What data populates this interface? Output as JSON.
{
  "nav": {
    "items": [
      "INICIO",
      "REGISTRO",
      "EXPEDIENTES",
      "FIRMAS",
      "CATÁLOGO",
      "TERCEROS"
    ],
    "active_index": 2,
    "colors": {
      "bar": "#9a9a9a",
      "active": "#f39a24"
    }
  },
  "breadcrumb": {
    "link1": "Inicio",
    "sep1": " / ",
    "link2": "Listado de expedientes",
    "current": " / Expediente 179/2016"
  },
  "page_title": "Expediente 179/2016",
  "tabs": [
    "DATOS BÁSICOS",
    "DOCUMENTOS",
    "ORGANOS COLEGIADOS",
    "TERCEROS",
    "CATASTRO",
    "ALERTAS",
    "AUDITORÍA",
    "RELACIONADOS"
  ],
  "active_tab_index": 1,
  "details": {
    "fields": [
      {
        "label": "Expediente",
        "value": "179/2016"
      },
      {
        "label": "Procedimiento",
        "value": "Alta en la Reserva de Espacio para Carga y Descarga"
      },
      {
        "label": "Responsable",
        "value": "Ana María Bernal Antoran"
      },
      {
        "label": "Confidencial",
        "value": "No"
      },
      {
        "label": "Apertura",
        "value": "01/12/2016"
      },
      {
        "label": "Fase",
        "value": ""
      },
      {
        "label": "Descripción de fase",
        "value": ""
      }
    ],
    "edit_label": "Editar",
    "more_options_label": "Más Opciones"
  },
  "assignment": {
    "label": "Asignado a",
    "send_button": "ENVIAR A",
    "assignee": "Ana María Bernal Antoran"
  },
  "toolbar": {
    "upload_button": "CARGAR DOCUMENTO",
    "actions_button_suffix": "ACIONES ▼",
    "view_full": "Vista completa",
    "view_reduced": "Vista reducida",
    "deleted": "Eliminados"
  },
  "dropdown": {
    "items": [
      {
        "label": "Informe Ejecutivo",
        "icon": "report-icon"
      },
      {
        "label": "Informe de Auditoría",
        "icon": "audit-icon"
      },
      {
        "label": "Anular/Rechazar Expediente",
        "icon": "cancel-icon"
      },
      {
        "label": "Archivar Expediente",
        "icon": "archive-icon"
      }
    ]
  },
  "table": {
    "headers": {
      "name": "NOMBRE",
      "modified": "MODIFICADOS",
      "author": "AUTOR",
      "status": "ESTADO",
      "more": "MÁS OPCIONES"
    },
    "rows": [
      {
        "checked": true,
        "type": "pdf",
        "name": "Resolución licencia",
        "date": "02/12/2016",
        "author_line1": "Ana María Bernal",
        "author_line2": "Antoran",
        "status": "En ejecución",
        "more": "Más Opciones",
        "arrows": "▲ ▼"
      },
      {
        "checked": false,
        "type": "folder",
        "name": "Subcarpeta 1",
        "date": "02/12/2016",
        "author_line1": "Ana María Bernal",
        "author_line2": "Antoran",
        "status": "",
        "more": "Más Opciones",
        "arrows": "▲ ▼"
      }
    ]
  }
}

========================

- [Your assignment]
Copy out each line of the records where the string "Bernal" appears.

- [Response]
        "value": "Ana María Bernal Antoran"
    "assignee": "Ana María Bernal Antoran"
        "author_line1": "Ana María Bernal",
        "author_line1": "Ana María Bernal",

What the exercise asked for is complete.